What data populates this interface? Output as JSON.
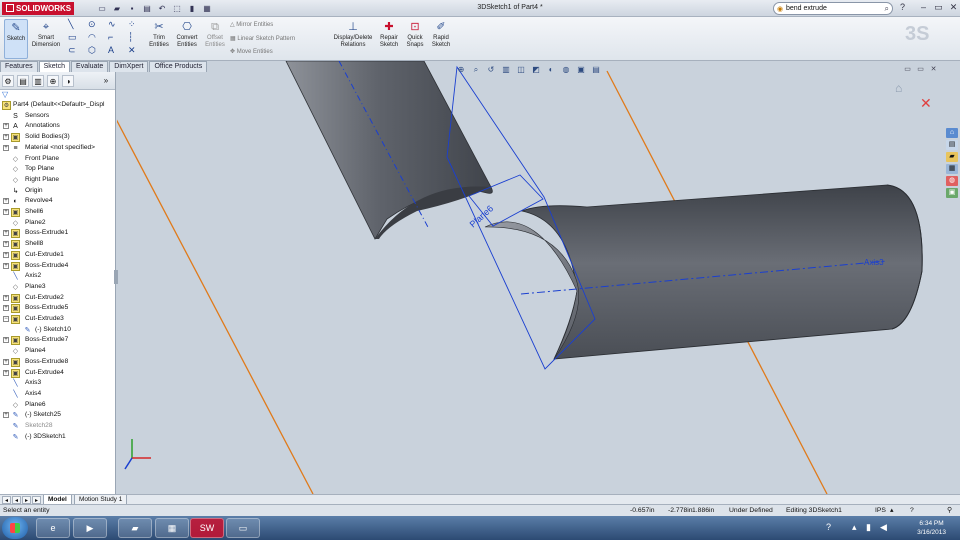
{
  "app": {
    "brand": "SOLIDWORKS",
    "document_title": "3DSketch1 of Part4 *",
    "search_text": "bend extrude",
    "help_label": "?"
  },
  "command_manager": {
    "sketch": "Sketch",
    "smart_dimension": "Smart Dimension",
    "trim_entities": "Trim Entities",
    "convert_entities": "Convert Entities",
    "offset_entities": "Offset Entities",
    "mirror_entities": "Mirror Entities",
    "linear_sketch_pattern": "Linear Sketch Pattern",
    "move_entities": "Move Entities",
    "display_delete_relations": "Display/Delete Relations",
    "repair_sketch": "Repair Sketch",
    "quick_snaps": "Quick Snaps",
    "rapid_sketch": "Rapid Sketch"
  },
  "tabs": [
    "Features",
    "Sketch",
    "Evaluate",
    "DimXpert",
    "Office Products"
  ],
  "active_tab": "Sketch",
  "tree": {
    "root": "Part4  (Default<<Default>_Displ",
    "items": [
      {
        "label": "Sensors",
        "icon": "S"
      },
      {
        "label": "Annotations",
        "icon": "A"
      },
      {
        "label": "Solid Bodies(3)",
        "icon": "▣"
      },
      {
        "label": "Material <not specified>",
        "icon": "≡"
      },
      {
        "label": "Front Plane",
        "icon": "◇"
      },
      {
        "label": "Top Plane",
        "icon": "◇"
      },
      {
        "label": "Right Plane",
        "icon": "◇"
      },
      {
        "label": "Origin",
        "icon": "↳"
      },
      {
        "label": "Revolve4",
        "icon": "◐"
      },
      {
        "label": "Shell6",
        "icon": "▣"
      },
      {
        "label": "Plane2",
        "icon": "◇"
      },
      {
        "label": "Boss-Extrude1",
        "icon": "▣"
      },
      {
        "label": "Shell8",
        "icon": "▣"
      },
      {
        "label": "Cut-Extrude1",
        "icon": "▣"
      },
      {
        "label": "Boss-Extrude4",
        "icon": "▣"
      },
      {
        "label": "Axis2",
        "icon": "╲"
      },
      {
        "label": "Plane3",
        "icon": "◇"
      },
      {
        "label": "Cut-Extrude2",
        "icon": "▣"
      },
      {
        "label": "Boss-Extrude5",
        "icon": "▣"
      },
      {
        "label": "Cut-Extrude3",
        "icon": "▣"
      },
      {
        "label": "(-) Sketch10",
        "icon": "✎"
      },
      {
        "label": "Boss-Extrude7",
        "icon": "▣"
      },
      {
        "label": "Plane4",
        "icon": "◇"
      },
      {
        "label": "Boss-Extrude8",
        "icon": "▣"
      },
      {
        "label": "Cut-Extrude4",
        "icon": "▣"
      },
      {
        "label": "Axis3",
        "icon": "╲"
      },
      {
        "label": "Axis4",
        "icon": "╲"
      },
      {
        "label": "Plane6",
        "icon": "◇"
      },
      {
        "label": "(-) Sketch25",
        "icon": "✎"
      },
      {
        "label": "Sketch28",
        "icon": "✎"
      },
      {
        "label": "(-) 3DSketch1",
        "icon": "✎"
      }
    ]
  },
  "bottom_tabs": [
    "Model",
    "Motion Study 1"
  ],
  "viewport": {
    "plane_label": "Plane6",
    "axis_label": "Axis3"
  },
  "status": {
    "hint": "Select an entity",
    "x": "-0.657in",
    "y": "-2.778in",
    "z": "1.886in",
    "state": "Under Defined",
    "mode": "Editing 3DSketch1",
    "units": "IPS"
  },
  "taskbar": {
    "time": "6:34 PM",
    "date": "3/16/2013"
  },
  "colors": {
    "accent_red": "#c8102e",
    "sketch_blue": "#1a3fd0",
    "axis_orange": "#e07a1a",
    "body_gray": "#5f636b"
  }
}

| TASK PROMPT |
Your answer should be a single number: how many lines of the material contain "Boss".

| ANSWER BELOW |
5